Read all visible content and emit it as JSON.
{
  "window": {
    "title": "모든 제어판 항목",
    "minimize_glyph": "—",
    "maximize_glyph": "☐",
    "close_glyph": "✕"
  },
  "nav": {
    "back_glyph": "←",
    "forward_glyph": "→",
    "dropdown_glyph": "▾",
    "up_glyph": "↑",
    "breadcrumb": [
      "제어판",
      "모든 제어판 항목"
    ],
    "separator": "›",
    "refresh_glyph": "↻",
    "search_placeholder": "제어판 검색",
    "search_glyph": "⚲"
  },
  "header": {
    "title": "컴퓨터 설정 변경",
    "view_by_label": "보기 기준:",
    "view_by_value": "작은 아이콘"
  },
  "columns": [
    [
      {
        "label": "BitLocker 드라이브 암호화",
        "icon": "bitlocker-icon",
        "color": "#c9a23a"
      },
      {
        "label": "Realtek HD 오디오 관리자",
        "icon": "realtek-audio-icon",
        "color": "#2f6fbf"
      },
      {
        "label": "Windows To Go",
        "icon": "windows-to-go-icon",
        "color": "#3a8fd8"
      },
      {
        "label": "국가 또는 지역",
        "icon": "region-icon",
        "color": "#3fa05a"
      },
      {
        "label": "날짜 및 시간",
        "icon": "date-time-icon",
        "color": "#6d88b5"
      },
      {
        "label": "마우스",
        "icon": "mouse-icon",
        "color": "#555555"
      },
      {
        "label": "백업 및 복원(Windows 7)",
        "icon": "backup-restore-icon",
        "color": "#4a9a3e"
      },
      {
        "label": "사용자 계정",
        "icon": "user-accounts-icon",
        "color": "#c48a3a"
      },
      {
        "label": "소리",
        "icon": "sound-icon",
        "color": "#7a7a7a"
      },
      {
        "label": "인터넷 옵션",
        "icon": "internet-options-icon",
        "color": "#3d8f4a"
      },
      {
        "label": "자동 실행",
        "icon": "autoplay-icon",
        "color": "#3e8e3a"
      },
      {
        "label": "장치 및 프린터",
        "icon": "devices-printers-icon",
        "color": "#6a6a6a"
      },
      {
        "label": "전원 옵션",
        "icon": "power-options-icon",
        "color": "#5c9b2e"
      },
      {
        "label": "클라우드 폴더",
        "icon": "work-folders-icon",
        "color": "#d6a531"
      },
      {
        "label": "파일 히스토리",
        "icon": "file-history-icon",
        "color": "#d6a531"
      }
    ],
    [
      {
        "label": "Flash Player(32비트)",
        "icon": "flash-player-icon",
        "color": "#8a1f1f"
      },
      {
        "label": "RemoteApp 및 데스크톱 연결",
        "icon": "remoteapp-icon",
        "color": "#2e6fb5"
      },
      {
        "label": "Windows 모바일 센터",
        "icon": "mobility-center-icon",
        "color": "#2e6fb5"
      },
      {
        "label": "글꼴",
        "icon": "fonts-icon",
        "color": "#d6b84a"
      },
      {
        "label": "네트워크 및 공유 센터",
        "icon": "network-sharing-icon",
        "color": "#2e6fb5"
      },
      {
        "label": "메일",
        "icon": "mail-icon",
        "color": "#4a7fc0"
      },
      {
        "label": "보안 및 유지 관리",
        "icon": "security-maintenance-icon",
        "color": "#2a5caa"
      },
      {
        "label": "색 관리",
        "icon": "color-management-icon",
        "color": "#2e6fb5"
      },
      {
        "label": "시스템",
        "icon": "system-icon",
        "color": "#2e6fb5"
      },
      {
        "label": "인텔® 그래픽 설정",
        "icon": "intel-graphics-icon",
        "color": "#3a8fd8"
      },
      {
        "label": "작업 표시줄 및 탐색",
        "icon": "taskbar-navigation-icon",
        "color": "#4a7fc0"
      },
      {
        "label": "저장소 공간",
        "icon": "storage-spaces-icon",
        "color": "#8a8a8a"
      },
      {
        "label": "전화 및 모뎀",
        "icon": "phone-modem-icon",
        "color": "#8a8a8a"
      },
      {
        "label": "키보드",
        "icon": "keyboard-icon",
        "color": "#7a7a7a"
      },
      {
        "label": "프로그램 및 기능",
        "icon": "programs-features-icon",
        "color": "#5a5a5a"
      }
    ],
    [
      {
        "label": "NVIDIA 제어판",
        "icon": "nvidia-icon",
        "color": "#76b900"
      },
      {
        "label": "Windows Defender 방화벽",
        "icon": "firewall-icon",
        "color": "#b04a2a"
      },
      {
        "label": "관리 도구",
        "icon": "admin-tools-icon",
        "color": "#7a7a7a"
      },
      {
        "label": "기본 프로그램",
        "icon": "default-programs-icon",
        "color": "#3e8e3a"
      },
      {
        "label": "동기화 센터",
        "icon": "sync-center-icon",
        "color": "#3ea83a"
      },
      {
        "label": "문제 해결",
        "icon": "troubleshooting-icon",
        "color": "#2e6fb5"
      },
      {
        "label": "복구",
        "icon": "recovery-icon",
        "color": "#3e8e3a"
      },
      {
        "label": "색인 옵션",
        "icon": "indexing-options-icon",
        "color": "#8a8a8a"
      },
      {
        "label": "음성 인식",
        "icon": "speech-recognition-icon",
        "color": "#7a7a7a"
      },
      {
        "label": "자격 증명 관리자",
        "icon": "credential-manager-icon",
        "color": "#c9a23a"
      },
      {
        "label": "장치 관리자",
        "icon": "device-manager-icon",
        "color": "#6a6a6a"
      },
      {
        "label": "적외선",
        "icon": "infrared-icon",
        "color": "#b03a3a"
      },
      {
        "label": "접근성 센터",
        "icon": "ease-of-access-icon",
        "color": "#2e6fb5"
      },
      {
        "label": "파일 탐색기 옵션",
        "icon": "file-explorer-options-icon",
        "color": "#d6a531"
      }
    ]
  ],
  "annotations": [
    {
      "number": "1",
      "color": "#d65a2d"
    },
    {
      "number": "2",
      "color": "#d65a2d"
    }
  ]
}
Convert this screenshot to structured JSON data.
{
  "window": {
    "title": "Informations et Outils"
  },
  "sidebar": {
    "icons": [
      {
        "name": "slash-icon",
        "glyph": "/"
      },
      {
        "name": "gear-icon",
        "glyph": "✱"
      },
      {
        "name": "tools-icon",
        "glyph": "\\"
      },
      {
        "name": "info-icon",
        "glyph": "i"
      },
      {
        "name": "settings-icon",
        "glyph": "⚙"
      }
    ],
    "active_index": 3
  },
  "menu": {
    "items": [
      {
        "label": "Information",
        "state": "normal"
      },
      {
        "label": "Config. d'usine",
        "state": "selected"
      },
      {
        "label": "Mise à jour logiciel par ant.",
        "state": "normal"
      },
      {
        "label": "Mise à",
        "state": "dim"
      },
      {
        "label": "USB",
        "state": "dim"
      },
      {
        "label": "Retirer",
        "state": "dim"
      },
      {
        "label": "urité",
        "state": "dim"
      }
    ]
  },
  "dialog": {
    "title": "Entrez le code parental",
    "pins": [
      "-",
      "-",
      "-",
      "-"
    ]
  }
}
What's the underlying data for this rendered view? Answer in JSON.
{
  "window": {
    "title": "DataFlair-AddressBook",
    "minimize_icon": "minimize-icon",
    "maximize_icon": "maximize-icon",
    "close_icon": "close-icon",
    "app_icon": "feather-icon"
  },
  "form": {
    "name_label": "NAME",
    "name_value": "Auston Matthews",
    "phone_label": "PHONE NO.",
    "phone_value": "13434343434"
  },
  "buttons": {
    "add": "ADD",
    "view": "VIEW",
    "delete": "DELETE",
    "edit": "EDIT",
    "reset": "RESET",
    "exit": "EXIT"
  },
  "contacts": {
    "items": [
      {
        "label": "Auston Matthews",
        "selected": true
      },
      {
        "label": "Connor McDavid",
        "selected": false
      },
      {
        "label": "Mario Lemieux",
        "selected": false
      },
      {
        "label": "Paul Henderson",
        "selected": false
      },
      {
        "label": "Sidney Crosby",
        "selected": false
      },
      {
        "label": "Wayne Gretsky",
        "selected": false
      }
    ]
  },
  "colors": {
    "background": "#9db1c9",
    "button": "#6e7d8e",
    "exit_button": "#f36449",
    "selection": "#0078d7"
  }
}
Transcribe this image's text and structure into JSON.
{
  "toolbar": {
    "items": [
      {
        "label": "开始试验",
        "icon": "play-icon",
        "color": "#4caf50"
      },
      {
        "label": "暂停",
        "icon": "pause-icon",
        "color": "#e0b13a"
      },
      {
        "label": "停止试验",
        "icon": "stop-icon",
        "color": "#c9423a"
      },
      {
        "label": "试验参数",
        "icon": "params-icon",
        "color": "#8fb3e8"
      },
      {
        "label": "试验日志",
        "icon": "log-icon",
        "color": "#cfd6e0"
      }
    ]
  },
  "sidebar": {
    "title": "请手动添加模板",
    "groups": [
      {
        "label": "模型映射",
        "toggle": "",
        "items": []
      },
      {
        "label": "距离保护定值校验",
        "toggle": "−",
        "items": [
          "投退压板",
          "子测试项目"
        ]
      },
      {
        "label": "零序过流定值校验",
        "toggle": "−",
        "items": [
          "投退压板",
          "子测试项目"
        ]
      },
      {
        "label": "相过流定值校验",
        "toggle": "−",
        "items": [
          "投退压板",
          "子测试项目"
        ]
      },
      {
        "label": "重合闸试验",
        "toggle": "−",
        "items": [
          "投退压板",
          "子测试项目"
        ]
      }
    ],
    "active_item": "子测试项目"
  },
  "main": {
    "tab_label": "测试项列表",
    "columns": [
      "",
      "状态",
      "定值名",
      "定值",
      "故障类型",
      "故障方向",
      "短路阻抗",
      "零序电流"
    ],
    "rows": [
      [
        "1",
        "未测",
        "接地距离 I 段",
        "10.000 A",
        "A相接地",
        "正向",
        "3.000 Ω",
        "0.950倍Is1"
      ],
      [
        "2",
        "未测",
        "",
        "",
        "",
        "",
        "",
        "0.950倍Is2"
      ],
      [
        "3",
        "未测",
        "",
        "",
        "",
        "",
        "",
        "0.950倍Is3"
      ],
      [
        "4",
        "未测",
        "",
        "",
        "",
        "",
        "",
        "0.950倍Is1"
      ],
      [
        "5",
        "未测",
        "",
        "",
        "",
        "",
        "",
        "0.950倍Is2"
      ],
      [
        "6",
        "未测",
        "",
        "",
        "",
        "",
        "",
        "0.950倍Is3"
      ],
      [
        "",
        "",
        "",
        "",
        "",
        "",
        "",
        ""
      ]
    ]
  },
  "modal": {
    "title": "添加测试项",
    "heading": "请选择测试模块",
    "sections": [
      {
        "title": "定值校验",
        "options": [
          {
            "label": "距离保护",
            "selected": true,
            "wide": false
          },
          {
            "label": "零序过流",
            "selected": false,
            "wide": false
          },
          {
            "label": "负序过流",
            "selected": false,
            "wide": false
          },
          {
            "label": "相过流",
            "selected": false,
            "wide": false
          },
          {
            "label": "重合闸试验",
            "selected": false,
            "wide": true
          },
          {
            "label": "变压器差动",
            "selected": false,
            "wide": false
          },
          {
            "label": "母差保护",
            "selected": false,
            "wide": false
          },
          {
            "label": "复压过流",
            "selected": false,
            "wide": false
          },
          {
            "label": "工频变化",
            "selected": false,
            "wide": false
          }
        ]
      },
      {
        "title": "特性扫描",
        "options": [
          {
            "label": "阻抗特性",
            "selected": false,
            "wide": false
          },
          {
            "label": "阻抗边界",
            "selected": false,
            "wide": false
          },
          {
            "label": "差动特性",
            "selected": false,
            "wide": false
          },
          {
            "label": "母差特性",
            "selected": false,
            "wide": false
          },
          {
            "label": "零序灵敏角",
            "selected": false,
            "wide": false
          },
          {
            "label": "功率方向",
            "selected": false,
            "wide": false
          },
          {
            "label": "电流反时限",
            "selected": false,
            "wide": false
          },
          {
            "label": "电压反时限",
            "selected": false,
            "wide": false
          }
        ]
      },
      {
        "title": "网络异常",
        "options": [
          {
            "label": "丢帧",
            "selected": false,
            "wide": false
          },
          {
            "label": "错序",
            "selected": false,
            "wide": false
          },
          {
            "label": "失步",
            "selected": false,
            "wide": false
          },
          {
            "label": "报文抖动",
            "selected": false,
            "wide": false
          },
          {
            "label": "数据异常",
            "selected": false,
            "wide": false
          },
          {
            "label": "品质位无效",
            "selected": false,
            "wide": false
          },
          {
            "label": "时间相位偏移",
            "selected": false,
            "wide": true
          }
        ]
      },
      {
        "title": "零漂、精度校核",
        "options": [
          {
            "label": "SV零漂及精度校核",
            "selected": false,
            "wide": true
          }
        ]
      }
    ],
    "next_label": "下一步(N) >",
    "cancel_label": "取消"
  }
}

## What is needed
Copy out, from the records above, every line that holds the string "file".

## Exercise output
        "icon": "file-history-icon",
        "icon": "file-explorer-options-icon",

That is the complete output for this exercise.